TASK DESCRIPTION
For the material below, the sole required output is the number of lines that include "Yerel".

DATA EXCERPTS
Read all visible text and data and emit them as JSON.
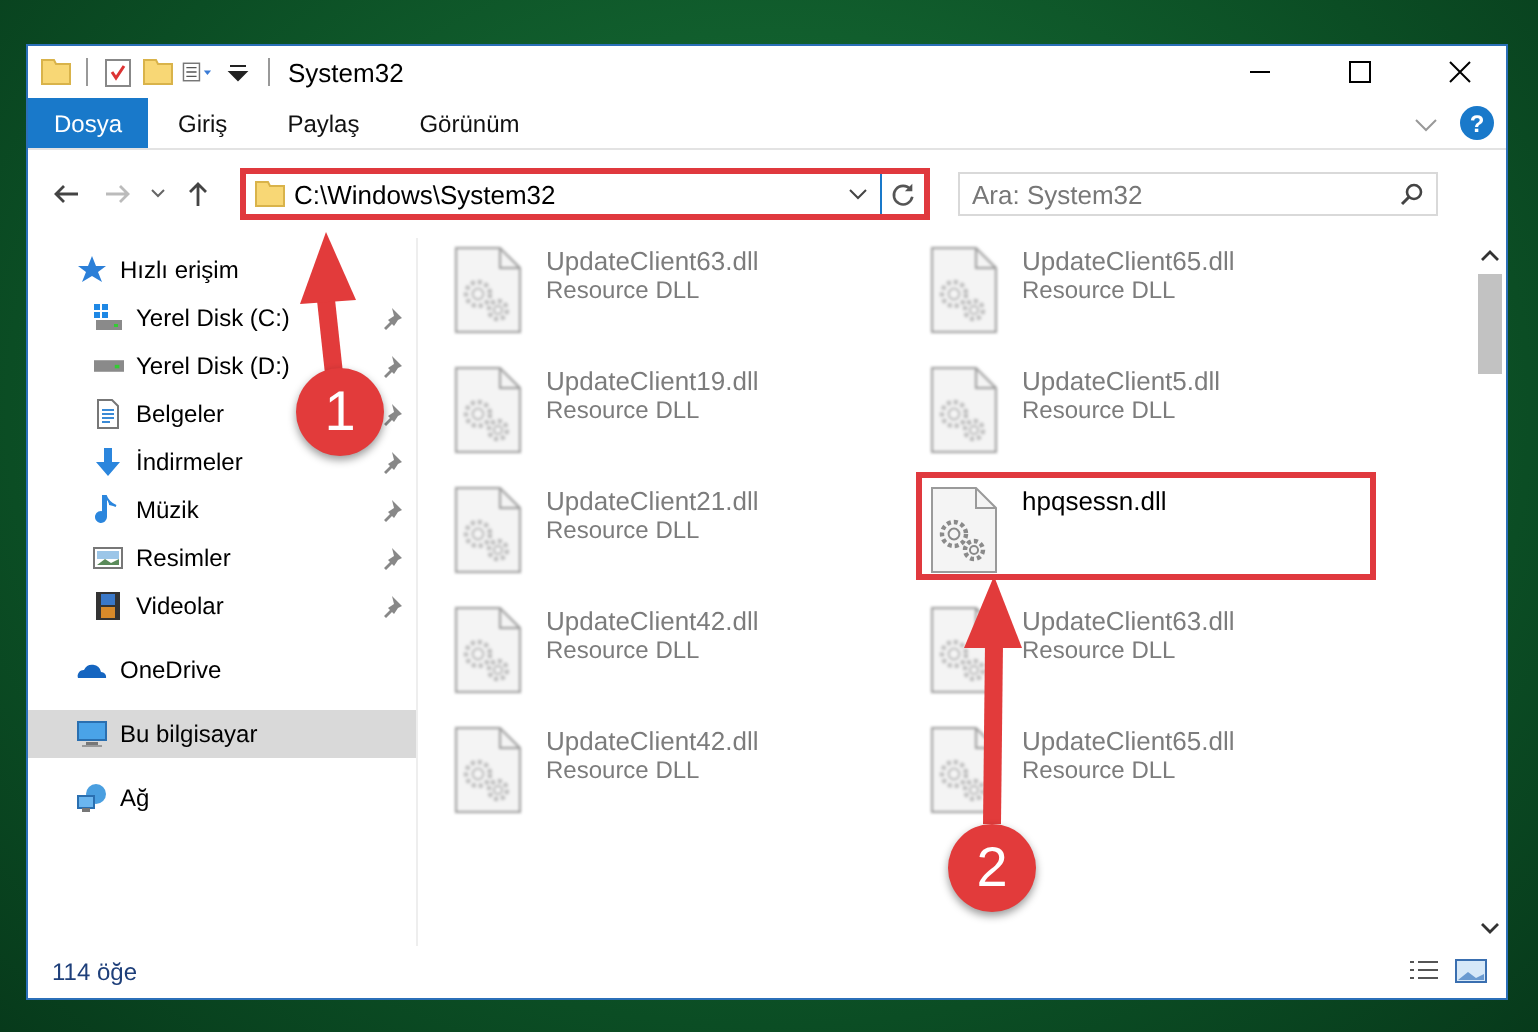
{
  "window": {
    "title": "System32"
  },
  "ribbon": {
    "file_tab": "Dosya",
    "tabs": [
      "Giriş",
      "Paylaş",
      "Görünüm"
    ],
    "help": "?"
  },
  "address_bar": {
    "path": "C:\\Windows\\System32",
    "highlighted": true,
    "search": {
      "placeholder": "Ara: System32"
    }
  },
  "sidebar": {
    "items": [
      {
        "label": "Hızlı erişim",
        "kind": "star",
        "selected": false,
        "children": [
          {
            "label": "Yerel Disk (C:)",
            "kind": "windows-drive",
            "pinned": true
          },
          {
            "label": "Yerel Disk (D:)",
            "kind": "drive",
            "pinned": true
          },
          {
            "label": "Belgeler",
            "kind": "document",
            "pinned": true
          },
          {
            "label": "İndirmeler",
            "kind": "download",
            "pinned": true
          },
          {
            "label": "Müzik",
            "kind": "music",
            "pinned": true
          },
          {
            "label": "Resimler",
            "kind": "pictures",
            "pinned": true
          },
          {
            "label": "Videolar",
            "kind": "video",
            "pinned": true
          }
        ]
      },
      {
        "label": "OneDrive",
        "kind": "cloud",
        "selected": false
      },
      {
        "label": "Bu bilgisayar",
        "kind": "computer",
        "selected": true
      },
      {
        "label": "Ağ",
        "kind": "network",
        "selected": false
      }
    ]
  },
  "files": [
    {
      "name": "UpdateClient63.dll",
      "type": "Resource DLL",
      "blurred": true,
      "highlighted": false
    },
    {
      "name": "UpdateClient65.dll",
      "type": "Resource DLL",
      "blurred": true,
      "highlighted": false
    },
    {
      "name": "UpdateClient19.dll",
      "type": "Resource DLL",
      "blurred": true,
      "highlighted": false
    },
    {
      "name": "UpdateClient5.dll",
      "type": "Resource DLL",
      "blurred": true,
      "highlighted": false
    },
    {
      "name": "UpdateClient21.dll",
      "type": "Resource DLL",
      "blurred": true,
      "highlighted": false
    },
    {
      "name": "hpqsessn.dll",
      "blurred": false,
      "highlighted": true
    },
    {
      "name": "UpdateClient42.dll",
      "type": "Resource DLL",
      "blurred": true,
      "highlighted": false
    },
    {
      "name": "UpdateClient63.dll",
      "type": "Resource DLL",
      "blurred": true,
      "highlighted": false
    },
    {
      "name": "UpdateClient42.dll",
      "type": "Resource DLL",
      "blurred": true,
      "highlighted": false
    },
    {
      "name": "UpdateClient65.dll",
      "type": "Resource DLL",
      "blurred": true,
      "highlighted": false
    }
  ],
  "status_bar": {
    "item_count": "114 öğe"
  },
  "callouts": [
    {
      "number": "1"
    },
    {
      "number": "2"
    }
  ]
}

TASK ANSWER
2